Pixar touched the sky for the last time in 2015 with the extraordinary ‘Inside Out‘ and since then he had not managed to make any of his films round. ‘The Good Dinosaur‘ had a better script, ‘Finding Dory‘ worked as a pastime but lacked the magic of other studio titles and ‘Cars 3‘ pretty much had been a worthy sequel, which was not the second installment of that saga.
I had high hopes that this “bad” streak would end with ‘Coco‘, a film that also had the incentive to tell an original story instead of being a new continuation of one of his greatest hits. Once seen I only have the possibility to return to surrender to Pixar for the wonderful movie he has done, showing his splendid sense of adventure and recovering his best weapons to cause tears to escape the eyes of the viewer.
An exciting and fun trip
Pixar is inspired by the Mexican Day of the Dead holiday to shape the story of a child with a great passion for music who lives in a family that hates her to death. He has no choice but to act on his own, ending up in the Land of the Dead in search of the approval of his great-great-grandfather, the mythical Ernesto de la Cruz. A trip to know yourself better and that allows you to better evaluate what it means to be part of a family and the consequences of death.
The script signed by Adrián Molina and Matthew Aldrich chooses to approach that from an initial lightness to evolve as the protagonist is discovering things. In this way, the viewer perceives his trip better and does so through a dynamic adventure in which many may miss a greater depth during certain minutes. I am not going to deny that this is the case, but it is that ‘Coco‘ does not want downtime and tries to go forward at all times without falling into the error of becoming a correcalles.
There is no lack of more emotionally focused moments, but the dominant note is that things continue to happen, paying special attention to everything being fun, from the designs of the characters and scenarios to the lines of dialogue. They want to win us like this and then take us to their land before hitting the final blow to our heart, which is almost impossible to resist.
However, ‘Coco‘ is not a movie that bets everything on that relative emotional manipulation, since above all it is a love letter to Mexican culture through its traditions. It does so by avoiding falling into the most worn out topics, since it is true that there are certain expressions or reactions that could be part of that kind of vision, but here they are integrated from a more natural perspective, making everything flow with overwhelming simplicity and little by little we have completely caught up almost without realizing it.
‘Coco’, another Pixar gem

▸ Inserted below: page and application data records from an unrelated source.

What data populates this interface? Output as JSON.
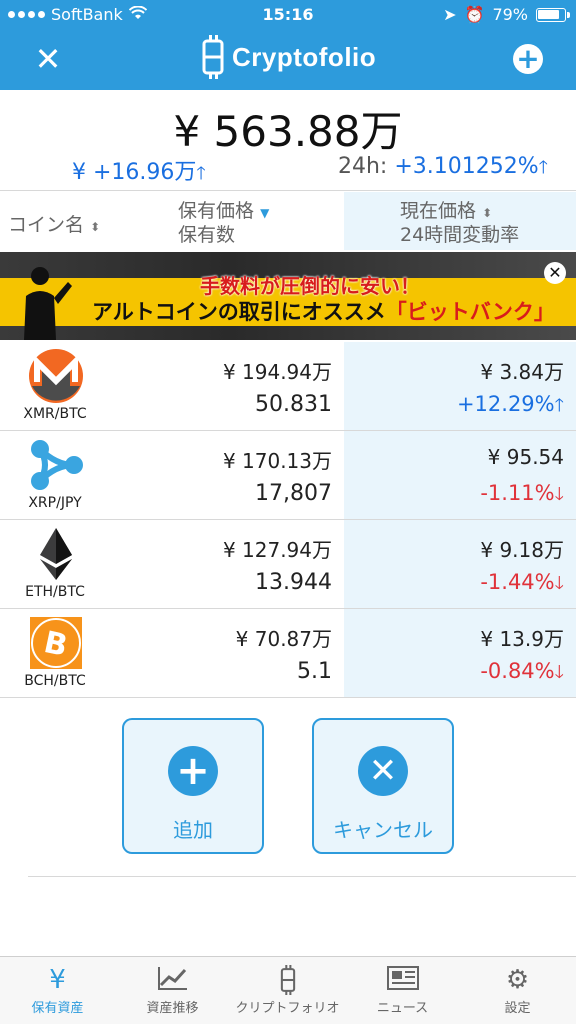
{
  "status": {
    "carrier": "SoftBank",
    "time": "15:16",
    "battery": "79%"
  },
  "header": {
    "app_name": "Cryptofolio",
    "close_icon": "close-icon",
    "add_icon": "plus-icon"
  },
  "summary": {
    "total": "¥ 563.88万",
    "change_amount": "¥ +16.96万",
    "change_label": "24h:",
    "change_pct": "+3.101252%",
    "up_color": "#1a6fe0"
  },
  "columns": {
    "coin": "コイン名",
    "holding_line1": "保有価格",
    "holding_line2": "保有数",
    "price_line1": "現在価格",
    "price_line2": "24時間変動率"
  },
  "ad": {
    "line1": "手数料が圧倒的に安い！",
    "line2_main": "アルトコインの取引にオススメ",
    "line2_brand": "「ビットバンク」"
  },
  "coins": [
    {
      "pair": "XMR/BTC",
      "icon": "monero-icon",
      "value": "¥ 194.94万",
      "qty": "50.831",
      "price": "¥ 3.84万",
      "pct": "+12.29%",
      "dir": "up"
    },
    {
      "pair": "XRP/JPY",
      "icon": "ripple-icon",
      "value": "¥ 170.13万",
      "qty": "17,807",
      "price": "¥ 95.54",
      "pct": "-1.11%",
      "dir": "down"
    },
    {
      "pair": "ETH/BTC",
      "icon": "ethereum-icon",
      "value": "¥ 127.94万",
      "qty": "13.944",
      "price": "¥ 9.18万",
      "pct": "-1.44%",
      "dir": "down"
    },
    {
      "pair": "BCH/BTC",
      "icon": "bitcoin-cash-icon",
      "value": "¥ 70.87万",
      "qty": "5.1",
      "price": "¥ 13.9万",
      "pct": "-0.84%",
      "dir": "down"
    }
  ],
  "actions": {
    "add": "追加",
    "cancel": "キャンセル"
  },
  "tabs": [
    {
      "label": "保有資産",
      "icon": "yen-icon",
      "glyph": "¥"
    },
    {
      "label": "資産推移",
      "icon": "chart-icon",
      "glyph": ""
    },
    {
      "label": "クリプトフォリオ",
      "icon": "cryptofolio-icon",
      "glyph": ""
    },
    {
      "label": "ニュース",
      "icon": "news-icon",
      "glyph": ""
    },
    {
      "label": "設定",
      "icon": "gear-icon",
      "glyph": "⚙"
    }
  ],
  "colors": {
    "accent": "#2d9bdc",
    "down": "#e0323a",
    "shade": "#e9f5fc"
  }
}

In addition, ‘Coco‘ manages to combine tradition with a treatment of fresh and colorful history, finding that necessary balance between the need to respect Mexican traditions and the imperative that they be the basis of a story that entertains and excites us. For this reason, the creation of this world of the dead is fundamental, because when it gets there, the film takes off definitively. Before it was very nice and effective, something that is preserved to be adding new virtues almost constantly.
It is fair to point out that a point has arrived in which the “tricks” of Pixar to get to the heart can be seen with some advance, something that happens in ‘Coco’. In other cases, I could have played against him, but Lee Unkrich and Molina demonstrate such ability to enhance it that it does not matter, you end up coming down as well. You know what’s coming -at least in my case-, yes, but it has such strength that it achieves its goal by far.

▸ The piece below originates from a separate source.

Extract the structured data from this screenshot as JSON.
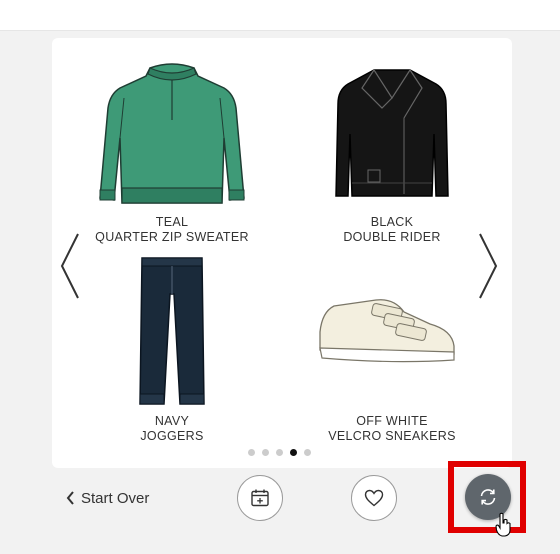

Otherwise, it is true that there are some characters a little neglected, but its presence is just what the film needs to achieve its goal. It is true that perhaps it could have gone more directly to the heart, but ‘Coco’ is also a great adventure to know both that world of the dead and more elements of Mexican culture. As such it is irreproachable, and in addition, they are planted small seeds of what is to come, is already a thing of the spectator who knows how to see them.
I do not want to forget music either, the wonderful contribution of Michael Giacchino as well as some dazzling songs composed by the couple Lopez, who already worked on ‘Frozen’ and the magnificent musical of ‘Finding Nemo‘ that can See yourself in some Disney amusement parks. They even manage to give a double focus to a song that will be the one that really stays in the memory of the audience.
In short, ‘Coco‘ has it all, it’s that simple. It is fun when you propose it, vibrant when you want it and you hit it in your heart when you decide that it is time to make us cry. Visually it is wonderful, fascinating when it comes to addressing the issues of Mexican culture on which the film is based and get the journey of the protagonist conquer you. So yes, Pixar.